# What you should do
Whichever lines of the material contain "time", copy each of them.

# Source data

★ ★ ★ ★ ★

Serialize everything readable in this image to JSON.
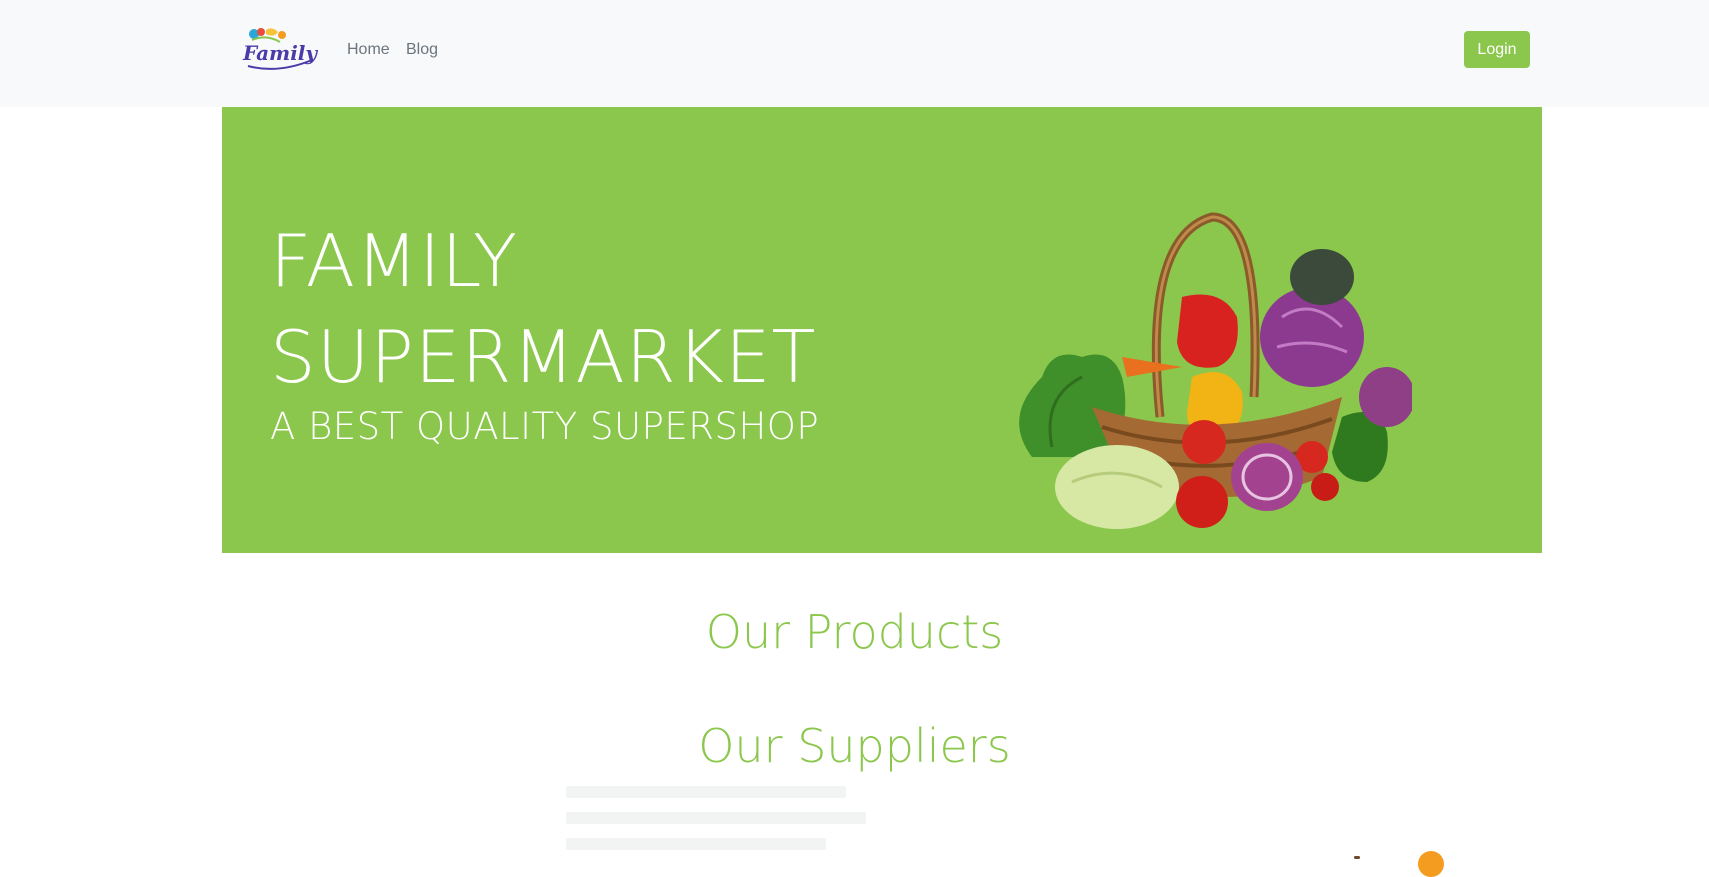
{
  "navbar": {
    "logo_text": "Family",
    "links": [
      {
        "label": "Home"
      },
      {
        "label": "Blog"
      }
    ],
    "login_label": "Login"
  },
  "hero": {
    "title_line1": "FAMILY",
    "title_line2": "SUPERMARKET",
    "subtitle": "A BEST QUALITY SUPERSHOP"
  },
  "sections": {
    "products_heading": "Our Products",
    "suppliers_heading": "Our Suppliers"
  },
  "colors": {
    "brand_green": "#8bc74c",
    "navbar_bg": "#f8f9fa",
    "nav_link": "#6c757d",
    "logo_purple": "#4b3aa8"
  },
  "icons": {
    "logo": "family-logo-icon",
    "hero_image": "vegetable-basket-icon"
  }
}
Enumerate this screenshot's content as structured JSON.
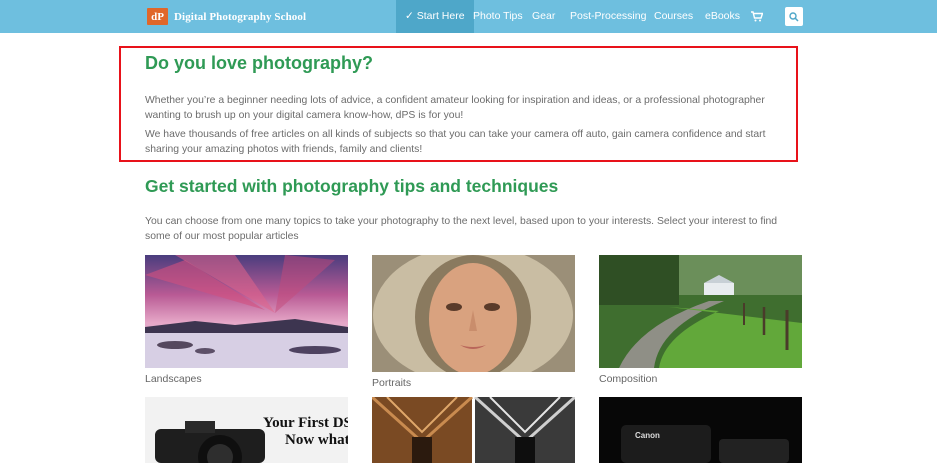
{
  "nav": {
    "brand_logo": "dP",
    "brand_name": "Digital Photography School",
    "start_here": "✓ Start Here",
    "items": [
      "Photo Tips",
      "Gear",
      "Post-Processing",
      "Courses",
      "eBooks"
    ]
  },
  "intro": {
    "heading": "Do you love photography?",
    "para1_line1": "Whether you’re a beginner needing lots of advice, a confident amateur looking for inspiration and ideas, or a professional photographer",
    "para1_line2": "wanting to brush up on your digital camera know-how, dPS is for you!",
    "para2_line1": "We have thousands of free articles on all kinds of subjects so that you can take your camera off auto, gain camera confidence and start",
    "para2_line2": "sharing your amazing photos with friends, family and clients!"
  },
  "topics": {
    "heading": "Get started with photography tips and techniques",
    "desc_line1": "You can choose from one many topics to take your photography to the next level, based upon to your interests. Select your interest to find",
    "desc_line2": "some of our most popular articles",
    "tiles": [
      {
        "caption": "Landscapes"
      },
      {
        "caption": "Portraits"
      },
      {
        "caption": "Composition"
      }
    ],
    "dslr_text_line1": "Your First DSLR",
    "dslr_text_line2": "Now what?!",
    "camera_brand": "Canon"
  },
  "colors": {
    "nav_bg": "#6ebfdf",
    "nav_active": "#4ea7c9",
    "heading_green": "#2f9a55",
    "highlight_border": "#e8121a",
    "logo_orange": "#e0672a"
  }
}
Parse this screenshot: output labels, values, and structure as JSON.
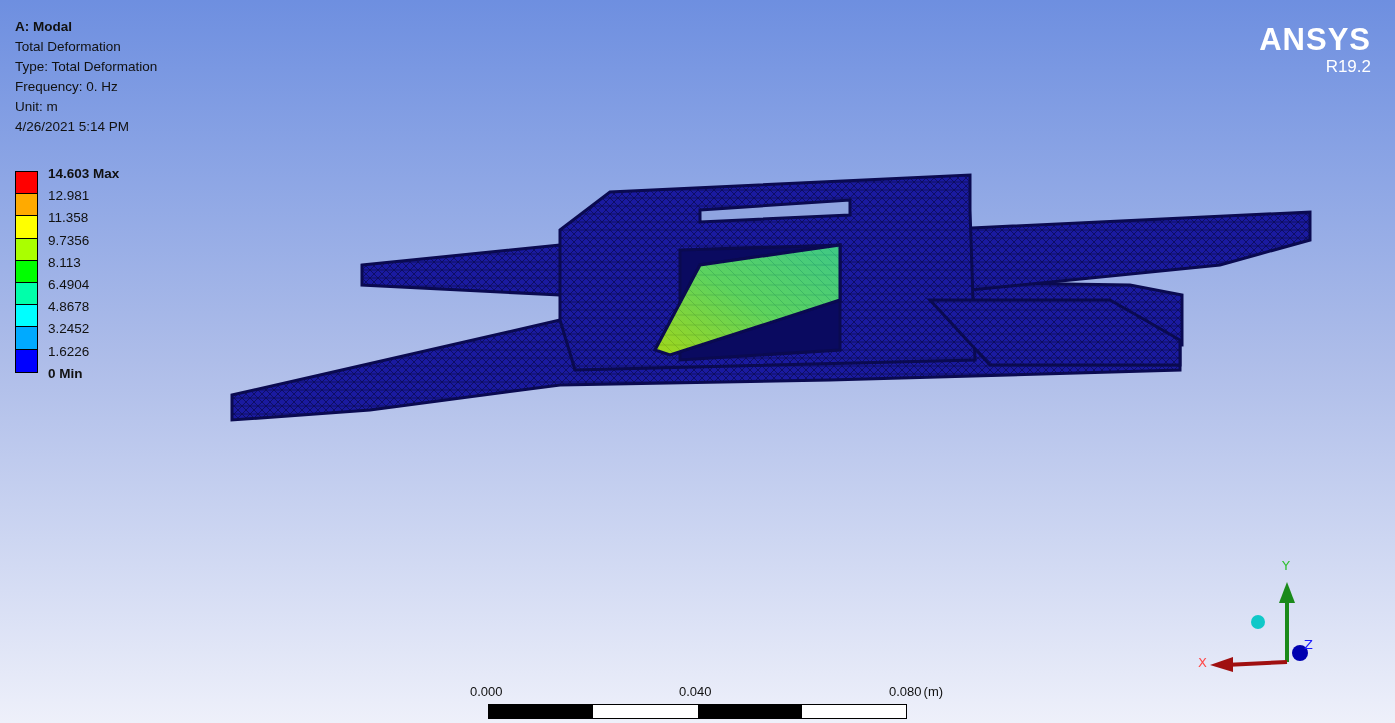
{
  "header": {
    "title": "A: Modal",
    "lines": [
      "Total Deformation",
      "Type: Total Deformation",
      "Frequency: 0. Hz",
      "Unit: m",
      "4/26/2021 5:14 PM"
    ]
  },
  "legend": {
    "labels": [
      {
        "text": "14.603 Max",
        "kind": "max"
      },
      {
        "text": "12.981",
        "kind": "value"
      },
      {
        "text": "11.358",
        "kind": "value"
      },
      {
        "text": "9.7356",
        "kind": "value"
      },
      {
        "text": "8.113",
        "kind": "value"
      },
      {
        "text": "6.4904",
        "kind": "value"
      },
      {
        "text": "4.8678",
        "kind": "value"
      },
      {
        "text": "3.2452",
        "kind": "value"
      },
      {
        "text": "1.6226",
        "kind": "value"
      },
      {
        "text": "0 Min",
        "kind": "min"
      }
    ],
    "bands": [
      {
        "color": "#ff0000"
      },
      {
        "color": "#ffaa00"
      },
      {
        "color": "#ffff00"
      },
      {
        "color": "#aaff00"
      },
      {
        "color": "#00ff00"
      },
      {
        "color": "#00ffaa"
      },
      {
        "color": "#00ffff"
      },
      {
        "color": "#00aaff"
      },
      {
        "color": "#0000ff"
      }
    ]
  },
  "logo": {
    "name": "ANSYS",
    "version": "R19.2"
  },
  "triad": {
    "x": "X",
    "y": "Y",
    "z": "Z"
  },
  "scale_bar": {
    "ticks": [
      "0.000",
      "0.040",
      "0.080"
    ],
    "unit": "(m)"
  }
}
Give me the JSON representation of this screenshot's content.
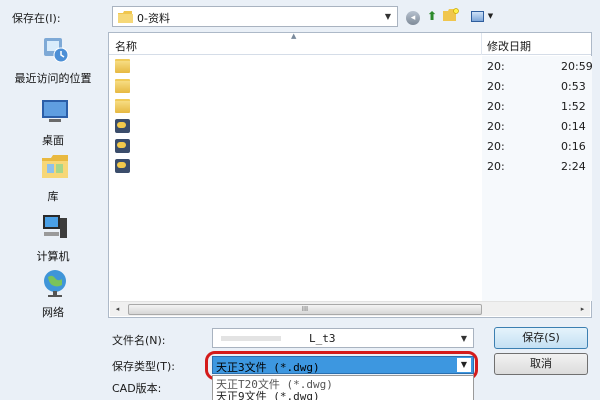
{
  "toolbar": {
    "save_in_label": "保存在(I):",
    "location": "0-资料",
    "back_glyph": "◂",
    "up_glyph": "⬆",
    "combo_arrow": "▼",
    "views_arrow": "▼"
  },
  "places": [
    {
      "label": "最近访问的位置",
      "icon": "recent-places-icon"
    },
    {
      "label": "桌面",
      "icon": "desktop-icon"
    },
    {
      "label": "库",
      "icon": "library-icon"
    },
    {
      "label": "计算机",
      "icon": "computer-icon"
    },
    {
      "label": "网络",
      "icon": "network-icon"
    }
  ],
  "file_list": {
    "columns": {
      "name": "名称",
      "date": "修改日期"
    },
    "sort_glyph": "▲",
    "rows": [
      {
        "type": "folder",
        "date": "20:",
        "time": "20:59"
      },
      {
        "type": "folder",
        "date": "20:",
        "time": "0:53"
      },
      {
        "type": "folder",
        "date": "20:",
        "time": "1:52"
      },
      {
        "type": "dwg",
        "date": "20:",
        "time": "0:14"
      },
      {
        "type": "dwg",
        "date": "20:",
        "time": "0:16"
      },
      {
        "type": "dwg",
        "date": "20:",
        "time": "2:24"
      }
    ],
    "scroll_left": "◂",
    "scroll_right": "▸",
    "scroll_grip": "III"
  },
  "form": {
    "filename_label": "文件名(N):",
    "filename_value": "L_t3",
    "type_label": "保存类型(T):",
    "type_value": "天正3文件 (*.dwg)",
    "cad_label": "CAD版本:",
    "dropdown_options": [
      "天正T20文件 (*.dwg)",
      "天正9文件 (*.dwg)"
    ],
    "arrow": "▼"
  },
  "buttons": {
    "save": "保存(S)",
    "cancel": "取消"
  },
  "colors": {
    "highlight_ring": "#d41b1b",
    "selected_type_bg": "#3d97e0"
  }
}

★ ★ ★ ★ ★

# Written solution
        "time": "20:59"
        "time": "0:53"
        "time": "1:52"
        "time": "0:14"
        "time": "0:16"
        "time": "2:24"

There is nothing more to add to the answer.